Exercise objective —
Examine the records below. Report how many of their lines contain the word "转角书屋", with no other content.

[[ Supplied data, beginning ]]

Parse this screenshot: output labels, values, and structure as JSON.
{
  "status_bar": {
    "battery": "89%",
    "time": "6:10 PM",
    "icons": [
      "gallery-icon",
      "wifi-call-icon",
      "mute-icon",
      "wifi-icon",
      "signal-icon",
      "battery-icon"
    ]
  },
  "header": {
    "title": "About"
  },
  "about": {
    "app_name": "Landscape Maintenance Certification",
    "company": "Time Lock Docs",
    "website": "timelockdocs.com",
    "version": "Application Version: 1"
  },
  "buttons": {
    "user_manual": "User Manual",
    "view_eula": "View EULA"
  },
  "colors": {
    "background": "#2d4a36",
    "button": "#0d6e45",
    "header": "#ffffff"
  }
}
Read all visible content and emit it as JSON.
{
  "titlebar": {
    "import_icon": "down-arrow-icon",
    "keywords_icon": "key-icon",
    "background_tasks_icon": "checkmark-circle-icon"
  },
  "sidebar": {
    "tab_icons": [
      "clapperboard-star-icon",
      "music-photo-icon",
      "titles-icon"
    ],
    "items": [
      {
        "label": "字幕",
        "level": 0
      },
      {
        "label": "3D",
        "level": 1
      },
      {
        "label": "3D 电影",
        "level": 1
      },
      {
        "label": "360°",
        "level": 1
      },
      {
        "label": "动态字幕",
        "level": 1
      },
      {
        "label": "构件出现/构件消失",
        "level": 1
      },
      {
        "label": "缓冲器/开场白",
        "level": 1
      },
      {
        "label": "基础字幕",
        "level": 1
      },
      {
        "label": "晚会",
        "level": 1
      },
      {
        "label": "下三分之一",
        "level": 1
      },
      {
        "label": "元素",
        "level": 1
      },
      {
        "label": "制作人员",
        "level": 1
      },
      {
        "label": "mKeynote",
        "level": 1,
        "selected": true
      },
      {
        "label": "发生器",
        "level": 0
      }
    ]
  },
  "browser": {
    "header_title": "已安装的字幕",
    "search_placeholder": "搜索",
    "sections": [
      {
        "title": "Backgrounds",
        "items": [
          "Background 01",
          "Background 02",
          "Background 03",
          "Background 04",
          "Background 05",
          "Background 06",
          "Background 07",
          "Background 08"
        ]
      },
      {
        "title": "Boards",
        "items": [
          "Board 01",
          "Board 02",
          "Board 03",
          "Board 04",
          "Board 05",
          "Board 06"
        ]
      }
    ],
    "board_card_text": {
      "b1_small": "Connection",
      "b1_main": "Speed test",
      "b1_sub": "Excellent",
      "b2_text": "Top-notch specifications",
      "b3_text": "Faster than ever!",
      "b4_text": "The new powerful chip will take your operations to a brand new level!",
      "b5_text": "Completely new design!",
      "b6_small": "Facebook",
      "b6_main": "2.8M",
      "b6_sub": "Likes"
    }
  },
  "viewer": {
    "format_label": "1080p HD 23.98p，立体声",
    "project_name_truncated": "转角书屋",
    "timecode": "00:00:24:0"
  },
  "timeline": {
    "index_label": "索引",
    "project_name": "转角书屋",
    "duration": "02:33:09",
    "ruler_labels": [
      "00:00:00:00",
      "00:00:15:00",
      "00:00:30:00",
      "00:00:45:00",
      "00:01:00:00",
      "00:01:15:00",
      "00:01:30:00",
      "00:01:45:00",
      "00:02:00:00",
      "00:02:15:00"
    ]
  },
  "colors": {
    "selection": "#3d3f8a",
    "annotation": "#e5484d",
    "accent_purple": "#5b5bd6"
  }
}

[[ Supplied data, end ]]

Task output —
2